| >Using the 1 in^2 per watt rule of thumb
| >I would need 500 in^2 - 1000 in^2 of surface area. Is this really true
| >or could I get by with a smaller plate and a cooling fan?
....
| For that power, you do need a REALLY GOOD heatsink - like a large
| aluminium extrusion (or two) with lots of fins, and a fan.

The new dual core Intel paxville Xeon cpus use nearly 200 watts per
chip at full power. All that heat goes through a square that's about
one inch square into an elaborate heat sink, with a big fan. If the
fan fails, the chip burns up in a few seconds.

(At least the older Athlons did. I've heard that Intel P4s are better
about throttling back on the power when they overheat, but even so, at
200 watts, I wonder if it could shut down enough and quickly enough to
save it's own skin.)

Just an example of how not to do things

4. ### Bob EldredGuest

If you want to waste that amount of power, you are probably doing it on a
short term intermittent basis for testing purposes and not continuously
unless you are making a heater. Is that correct?

For that, you can mount several of these resistors on a small aluminum plate
and immerse the plate with resistors into a coffee can full of water. This
will dissipate a KW easily for a while. As the water boils off, add more
water. I've done a 10KW load this way and it works great. Depending on the
voltage you may or may not have to insulate the leads and/or the can. For
high voltages, oil can be used instead of water but water works better. It
looks like your voltage is in the 100 to 200 volt range. I'd insulate the
leads with RTV silicone goop and isolate the can from conduction to anybody
or metal object.
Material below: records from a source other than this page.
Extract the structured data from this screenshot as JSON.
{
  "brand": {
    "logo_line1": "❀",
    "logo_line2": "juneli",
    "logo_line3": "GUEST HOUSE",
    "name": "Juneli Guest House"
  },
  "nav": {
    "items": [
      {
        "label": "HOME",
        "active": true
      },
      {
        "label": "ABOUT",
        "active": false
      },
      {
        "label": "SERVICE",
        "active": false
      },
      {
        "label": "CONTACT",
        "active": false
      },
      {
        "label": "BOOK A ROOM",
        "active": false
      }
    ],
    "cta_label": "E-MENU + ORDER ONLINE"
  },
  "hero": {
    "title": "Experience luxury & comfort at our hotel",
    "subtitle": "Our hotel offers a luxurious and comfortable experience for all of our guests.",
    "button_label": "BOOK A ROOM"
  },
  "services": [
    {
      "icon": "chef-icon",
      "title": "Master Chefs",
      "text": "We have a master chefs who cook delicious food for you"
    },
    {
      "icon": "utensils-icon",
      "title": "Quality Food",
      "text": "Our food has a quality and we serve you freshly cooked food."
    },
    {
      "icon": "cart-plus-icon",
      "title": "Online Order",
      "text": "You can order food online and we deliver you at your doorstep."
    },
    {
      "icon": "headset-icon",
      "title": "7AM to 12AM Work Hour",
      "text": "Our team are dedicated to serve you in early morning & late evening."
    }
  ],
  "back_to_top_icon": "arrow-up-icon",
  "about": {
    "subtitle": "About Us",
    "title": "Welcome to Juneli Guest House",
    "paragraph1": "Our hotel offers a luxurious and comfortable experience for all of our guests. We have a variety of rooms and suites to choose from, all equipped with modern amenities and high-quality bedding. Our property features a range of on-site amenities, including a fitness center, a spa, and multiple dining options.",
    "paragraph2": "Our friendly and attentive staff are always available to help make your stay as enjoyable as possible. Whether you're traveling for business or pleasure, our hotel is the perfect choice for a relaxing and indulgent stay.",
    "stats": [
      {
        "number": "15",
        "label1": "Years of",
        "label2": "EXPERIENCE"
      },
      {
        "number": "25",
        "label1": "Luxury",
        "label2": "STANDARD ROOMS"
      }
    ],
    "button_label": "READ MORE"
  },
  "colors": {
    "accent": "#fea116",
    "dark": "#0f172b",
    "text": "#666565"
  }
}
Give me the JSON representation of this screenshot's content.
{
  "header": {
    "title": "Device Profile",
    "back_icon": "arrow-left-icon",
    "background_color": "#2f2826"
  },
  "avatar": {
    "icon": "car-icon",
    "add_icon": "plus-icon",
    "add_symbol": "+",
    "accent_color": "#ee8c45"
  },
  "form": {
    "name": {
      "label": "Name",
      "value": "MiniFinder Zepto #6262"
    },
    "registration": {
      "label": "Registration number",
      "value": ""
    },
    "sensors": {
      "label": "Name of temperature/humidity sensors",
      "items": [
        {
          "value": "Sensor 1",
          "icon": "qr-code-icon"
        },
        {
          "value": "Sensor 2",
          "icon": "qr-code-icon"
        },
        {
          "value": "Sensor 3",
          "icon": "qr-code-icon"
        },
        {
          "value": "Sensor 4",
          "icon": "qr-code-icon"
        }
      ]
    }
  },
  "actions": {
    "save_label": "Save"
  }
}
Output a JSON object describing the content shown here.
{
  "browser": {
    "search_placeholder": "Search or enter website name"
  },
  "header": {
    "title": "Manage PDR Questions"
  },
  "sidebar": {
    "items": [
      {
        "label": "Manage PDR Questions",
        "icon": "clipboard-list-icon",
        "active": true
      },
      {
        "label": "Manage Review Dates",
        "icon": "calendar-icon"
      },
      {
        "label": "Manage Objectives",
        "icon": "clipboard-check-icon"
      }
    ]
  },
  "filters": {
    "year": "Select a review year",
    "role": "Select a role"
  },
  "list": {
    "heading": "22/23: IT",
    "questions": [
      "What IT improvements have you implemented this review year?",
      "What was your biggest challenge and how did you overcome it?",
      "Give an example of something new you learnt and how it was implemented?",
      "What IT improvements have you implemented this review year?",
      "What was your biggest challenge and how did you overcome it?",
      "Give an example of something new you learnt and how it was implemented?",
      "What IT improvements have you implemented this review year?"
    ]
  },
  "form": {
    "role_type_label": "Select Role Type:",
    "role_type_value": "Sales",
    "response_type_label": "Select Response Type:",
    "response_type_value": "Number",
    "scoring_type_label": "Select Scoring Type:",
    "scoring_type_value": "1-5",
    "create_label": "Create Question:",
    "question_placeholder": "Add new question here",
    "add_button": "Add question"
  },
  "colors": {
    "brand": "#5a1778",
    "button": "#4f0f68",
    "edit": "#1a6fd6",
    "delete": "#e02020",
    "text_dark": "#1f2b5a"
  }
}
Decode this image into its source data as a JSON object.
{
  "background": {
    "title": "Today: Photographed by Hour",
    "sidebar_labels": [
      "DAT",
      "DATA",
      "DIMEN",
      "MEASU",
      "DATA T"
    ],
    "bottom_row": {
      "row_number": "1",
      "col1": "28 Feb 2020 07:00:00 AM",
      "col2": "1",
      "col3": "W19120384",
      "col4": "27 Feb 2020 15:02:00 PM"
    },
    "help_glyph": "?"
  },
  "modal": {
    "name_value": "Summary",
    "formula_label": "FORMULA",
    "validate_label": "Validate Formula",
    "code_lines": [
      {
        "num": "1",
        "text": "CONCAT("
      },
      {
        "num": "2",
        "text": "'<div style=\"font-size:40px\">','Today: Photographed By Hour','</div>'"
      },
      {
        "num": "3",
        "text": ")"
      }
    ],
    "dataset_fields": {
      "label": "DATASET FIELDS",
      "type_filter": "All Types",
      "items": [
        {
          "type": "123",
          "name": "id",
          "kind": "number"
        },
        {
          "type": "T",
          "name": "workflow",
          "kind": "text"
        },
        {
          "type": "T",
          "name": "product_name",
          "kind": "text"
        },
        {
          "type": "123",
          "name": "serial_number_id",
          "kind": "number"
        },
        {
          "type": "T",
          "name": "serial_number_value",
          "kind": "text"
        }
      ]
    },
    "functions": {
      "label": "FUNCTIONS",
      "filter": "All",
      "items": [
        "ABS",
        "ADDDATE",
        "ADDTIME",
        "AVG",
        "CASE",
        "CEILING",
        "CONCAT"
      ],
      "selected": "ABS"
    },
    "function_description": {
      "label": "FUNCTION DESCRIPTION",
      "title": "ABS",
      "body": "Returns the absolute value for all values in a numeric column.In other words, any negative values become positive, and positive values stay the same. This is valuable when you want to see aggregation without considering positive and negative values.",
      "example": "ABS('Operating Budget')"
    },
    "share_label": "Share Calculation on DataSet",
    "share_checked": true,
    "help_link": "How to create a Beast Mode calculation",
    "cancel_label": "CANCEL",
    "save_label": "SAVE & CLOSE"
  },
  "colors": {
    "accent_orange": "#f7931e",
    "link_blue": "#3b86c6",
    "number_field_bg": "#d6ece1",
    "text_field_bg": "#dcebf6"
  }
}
Be safe.
Bob

5. ### Jasen BettsGuest

so \$15-\$29 in parts plus heatsink, paste, bolts, interconnect, and 50-100
holes to measure mark and drill. any reason why you're not planning on using
a hank of nichrome wire and a fan.
You may be able to run the resistors at a higher temperature than
transistors can handle.
one with fins and a fan?
go with a heating element if you can find one with the right impedance,

Bye.
Jasen